§ **What the task requires**:
Check each line of the data for the string "screenshot". Report how many have it, and give nothing else.

§ **Provided data**:
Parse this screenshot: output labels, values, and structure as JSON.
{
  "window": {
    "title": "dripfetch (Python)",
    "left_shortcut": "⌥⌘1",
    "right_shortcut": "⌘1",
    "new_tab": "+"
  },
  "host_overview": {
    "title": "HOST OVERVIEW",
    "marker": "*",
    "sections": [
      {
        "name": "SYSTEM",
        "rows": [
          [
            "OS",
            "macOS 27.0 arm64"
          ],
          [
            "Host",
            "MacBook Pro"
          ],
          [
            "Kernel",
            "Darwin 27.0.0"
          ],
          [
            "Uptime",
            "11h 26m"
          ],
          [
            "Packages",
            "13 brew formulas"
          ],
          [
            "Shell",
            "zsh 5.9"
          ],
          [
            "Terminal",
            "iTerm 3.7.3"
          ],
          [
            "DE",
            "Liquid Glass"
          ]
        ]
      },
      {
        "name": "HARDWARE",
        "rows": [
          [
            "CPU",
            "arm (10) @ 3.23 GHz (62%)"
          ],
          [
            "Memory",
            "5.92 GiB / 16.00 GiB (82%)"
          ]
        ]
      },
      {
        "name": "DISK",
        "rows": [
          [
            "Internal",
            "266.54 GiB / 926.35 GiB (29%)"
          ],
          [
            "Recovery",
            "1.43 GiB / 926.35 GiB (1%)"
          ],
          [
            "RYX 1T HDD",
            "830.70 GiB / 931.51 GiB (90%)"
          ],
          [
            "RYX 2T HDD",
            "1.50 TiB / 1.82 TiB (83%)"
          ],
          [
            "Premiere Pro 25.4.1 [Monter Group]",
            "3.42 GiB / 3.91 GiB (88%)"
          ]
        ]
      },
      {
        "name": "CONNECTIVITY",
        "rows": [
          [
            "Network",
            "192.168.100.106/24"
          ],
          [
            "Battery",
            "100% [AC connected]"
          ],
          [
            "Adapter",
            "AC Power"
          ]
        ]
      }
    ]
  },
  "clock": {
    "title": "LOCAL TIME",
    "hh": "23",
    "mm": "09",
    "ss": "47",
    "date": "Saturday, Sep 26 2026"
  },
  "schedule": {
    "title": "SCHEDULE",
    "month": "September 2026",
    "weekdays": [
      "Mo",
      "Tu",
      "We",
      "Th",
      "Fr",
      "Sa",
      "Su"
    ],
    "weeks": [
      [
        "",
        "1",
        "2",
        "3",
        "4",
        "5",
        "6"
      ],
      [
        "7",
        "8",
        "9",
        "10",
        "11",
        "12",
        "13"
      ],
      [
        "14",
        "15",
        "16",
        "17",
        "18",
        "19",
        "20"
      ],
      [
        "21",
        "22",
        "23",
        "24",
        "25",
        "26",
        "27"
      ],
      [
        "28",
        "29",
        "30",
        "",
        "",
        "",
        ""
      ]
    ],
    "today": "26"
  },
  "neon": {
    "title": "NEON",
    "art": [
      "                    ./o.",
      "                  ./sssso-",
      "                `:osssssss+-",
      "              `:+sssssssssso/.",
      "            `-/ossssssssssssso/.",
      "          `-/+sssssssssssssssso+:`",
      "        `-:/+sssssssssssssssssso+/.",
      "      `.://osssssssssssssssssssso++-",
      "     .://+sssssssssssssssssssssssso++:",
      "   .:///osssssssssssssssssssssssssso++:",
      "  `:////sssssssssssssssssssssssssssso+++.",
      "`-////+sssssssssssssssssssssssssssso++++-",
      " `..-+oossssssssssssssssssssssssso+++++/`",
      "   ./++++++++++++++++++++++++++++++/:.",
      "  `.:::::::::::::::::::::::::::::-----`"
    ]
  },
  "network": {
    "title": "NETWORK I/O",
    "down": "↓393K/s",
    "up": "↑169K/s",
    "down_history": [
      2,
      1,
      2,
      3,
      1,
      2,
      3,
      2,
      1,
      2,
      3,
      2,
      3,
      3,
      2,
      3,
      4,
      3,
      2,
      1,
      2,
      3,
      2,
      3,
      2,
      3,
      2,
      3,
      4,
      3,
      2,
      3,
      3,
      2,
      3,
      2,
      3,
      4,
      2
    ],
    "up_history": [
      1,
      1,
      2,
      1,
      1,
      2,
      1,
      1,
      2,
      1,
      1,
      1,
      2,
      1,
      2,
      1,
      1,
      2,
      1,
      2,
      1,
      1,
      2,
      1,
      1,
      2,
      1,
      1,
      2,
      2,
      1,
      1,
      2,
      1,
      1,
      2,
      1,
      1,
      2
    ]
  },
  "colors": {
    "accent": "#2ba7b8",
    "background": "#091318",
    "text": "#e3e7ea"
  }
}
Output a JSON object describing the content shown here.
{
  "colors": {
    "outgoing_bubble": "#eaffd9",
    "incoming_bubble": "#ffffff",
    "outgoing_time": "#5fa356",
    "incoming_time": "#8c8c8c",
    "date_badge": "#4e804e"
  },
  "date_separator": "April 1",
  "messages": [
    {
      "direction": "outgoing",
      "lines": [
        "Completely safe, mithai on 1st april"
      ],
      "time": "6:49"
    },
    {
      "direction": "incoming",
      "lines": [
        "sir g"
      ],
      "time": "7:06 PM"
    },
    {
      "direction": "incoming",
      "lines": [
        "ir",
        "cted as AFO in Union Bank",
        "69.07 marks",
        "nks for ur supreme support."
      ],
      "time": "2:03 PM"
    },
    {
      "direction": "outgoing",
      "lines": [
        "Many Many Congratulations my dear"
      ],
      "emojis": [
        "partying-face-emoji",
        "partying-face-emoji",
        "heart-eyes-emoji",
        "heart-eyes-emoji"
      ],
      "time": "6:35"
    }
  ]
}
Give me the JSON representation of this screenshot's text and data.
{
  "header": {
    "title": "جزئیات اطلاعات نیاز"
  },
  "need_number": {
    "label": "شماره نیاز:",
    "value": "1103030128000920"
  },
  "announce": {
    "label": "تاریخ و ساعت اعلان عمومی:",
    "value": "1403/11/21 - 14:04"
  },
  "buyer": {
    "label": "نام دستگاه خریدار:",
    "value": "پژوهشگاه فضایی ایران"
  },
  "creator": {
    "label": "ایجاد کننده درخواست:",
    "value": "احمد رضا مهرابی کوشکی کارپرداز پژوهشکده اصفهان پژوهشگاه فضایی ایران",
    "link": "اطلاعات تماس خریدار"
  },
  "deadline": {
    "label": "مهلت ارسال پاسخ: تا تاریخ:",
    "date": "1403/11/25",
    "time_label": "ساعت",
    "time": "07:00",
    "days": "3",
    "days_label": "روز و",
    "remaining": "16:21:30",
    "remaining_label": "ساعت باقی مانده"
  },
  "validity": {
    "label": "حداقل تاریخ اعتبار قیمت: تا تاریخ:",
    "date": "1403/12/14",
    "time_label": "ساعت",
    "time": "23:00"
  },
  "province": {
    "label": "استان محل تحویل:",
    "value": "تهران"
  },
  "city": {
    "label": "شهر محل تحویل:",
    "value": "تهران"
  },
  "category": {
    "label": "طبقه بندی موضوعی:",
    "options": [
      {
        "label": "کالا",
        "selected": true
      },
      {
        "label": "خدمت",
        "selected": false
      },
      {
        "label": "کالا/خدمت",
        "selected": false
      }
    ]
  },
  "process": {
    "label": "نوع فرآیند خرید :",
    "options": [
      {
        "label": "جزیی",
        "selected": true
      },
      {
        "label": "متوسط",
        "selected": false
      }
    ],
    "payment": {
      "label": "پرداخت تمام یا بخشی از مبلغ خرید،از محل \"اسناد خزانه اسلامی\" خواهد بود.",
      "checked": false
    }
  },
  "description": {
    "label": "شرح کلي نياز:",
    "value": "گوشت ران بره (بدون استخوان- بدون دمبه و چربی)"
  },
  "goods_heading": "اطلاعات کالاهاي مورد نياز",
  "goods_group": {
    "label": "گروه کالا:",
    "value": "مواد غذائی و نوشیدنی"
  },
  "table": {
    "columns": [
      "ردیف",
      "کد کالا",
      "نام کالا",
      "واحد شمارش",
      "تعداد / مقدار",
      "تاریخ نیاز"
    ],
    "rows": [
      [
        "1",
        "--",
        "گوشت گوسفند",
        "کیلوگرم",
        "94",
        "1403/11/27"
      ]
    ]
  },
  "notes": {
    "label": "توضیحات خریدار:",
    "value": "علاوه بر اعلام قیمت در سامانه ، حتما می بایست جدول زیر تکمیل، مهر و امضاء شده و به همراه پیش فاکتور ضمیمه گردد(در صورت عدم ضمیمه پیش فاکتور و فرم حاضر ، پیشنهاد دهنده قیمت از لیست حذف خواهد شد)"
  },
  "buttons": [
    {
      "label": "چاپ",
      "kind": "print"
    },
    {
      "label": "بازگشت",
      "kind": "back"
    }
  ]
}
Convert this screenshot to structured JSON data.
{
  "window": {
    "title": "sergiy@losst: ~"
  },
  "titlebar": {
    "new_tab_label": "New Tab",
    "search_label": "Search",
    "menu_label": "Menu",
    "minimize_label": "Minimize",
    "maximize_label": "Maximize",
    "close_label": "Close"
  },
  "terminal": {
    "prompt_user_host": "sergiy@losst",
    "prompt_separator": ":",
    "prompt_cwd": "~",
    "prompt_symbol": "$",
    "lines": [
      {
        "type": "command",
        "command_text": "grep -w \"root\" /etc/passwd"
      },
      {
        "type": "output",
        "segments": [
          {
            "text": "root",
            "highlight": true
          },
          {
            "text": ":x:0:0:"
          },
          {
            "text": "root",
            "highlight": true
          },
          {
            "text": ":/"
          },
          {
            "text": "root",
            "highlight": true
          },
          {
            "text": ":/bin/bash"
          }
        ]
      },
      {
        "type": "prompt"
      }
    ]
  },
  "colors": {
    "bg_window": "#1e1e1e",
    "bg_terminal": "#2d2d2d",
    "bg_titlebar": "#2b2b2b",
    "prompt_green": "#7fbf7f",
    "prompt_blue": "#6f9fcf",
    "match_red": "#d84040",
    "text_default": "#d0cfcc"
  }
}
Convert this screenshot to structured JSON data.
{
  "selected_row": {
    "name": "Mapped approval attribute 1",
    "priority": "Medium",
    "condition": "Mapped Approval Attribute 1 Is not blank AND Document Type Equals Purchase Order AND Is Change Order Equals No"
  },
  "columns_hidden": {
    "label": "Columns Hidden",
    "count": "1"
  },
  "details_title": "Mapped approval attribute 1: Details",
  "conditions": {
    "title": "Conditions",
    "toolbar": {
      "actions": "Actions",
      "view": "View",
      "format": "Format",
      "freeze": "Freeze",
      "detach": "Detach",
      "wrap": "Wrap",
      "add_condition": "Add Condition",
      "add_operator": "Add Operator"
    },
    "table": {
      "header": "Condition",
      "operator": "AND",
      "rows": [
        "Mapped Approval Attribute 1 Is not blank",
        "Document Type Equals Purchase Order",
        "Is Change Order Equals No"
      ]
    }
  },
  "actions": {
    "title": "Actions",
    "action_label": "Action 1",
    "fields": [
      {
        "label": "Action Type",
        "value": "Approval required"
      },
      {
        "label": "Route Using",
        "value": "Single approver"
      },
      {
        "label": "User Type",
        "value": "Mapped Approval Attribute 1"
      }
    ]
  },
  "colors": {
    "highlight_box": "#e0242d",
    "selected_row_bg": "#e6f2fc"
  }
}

§ **Solution**:
4